Congratulations to Andrew Brenner and Ace Comparato whose projects were accepted for presentation at UNF’s annual Undergraduate Research Symposium!
Here are the abstracts of their projects:
“Special Relativity and Divine Eternality: The Contemporary Debate”
Some of philosophy of religion’s most prominent figures (e.g. Augustine, Boethius, Aquinas and others) have advocated the idea that God’s eternality should be construed as atemporality: God exists outside of time. Some contemporary philosophers believe that Einstein’s special theory of relativity (SR) provides support for this conception of divine eternality. In this presentation, I will first perform a quick historical survey of conceptions of divine timelessness in Augustine, Boethius, and Aquinas. I will move on to examine the contemporary debate over divine atemporality as it involves special relativity. In particular I will survey the arguments of Brian Leftow, who believes special relativity provides support for divine atemporality, and his critics, particularly William Lane Craig.
“Be a Tool: How Personal Identity Can Work for You!”

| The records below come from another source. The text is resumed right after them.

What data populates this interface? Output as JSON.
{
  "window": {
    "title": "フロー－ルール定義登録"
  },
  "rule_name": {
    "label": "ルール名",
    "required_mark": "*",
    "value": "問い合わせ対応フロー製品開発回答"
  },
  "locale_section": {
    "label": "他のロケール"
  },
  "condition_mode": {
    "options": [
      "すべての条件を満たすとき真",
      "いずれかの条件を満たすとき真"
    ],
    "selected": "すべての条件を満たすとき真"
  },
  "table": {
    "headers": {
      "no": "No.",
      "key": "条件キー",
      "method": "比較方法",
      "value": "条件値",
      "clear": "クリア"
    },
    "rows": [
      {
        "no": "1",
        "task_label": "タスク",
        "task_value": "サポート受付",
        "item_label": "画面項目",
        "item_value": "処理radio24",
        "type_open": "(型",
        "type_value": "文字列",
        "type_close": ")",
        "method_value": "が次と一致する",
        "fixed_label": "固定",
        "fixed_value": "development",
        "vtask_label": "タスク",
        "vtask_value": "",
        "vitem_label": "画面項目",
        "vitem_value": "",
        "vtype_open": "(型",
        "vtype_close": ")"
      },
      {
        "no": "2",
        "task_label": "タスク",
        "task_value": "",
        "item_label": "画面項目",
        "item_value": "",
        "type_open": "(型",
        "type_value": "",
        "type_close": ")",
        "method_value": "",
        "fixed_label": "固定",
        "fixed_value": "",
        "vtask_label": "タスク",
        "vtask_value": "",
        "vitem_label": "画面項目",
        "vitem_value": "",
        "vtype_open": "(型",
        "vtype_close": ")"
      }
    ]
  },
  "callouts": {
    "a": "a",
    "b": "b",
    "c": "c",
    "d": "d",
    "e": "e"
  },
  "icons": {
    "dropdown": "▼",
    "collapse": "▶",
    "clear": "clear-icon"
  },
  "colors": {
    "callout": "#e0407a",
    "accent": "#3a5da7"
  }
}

My thesis contends with two long debated philosophical questions: what is personal identity and how does it persist over time? Traditional answers to these questions posit identity as either a psychological, physical, or immaterial attribute of a person. Despite the longevity of these theories however, each has proven to be inadequate in certain situations. Typically, these notions of identity lack durability, thus leaving the possibility for slight changes in a person to constitute a drastic change in their identity. In constructing a more durable theory of identity I have sought to describe the ways in which personal identity emerges in our everyday lives. Through the philosophy of Martin Heidegger my research has led me to the conclusion that personal identity is not something we find in a person, but rather a tool we use to make sense of the actions of others as well as ourselves.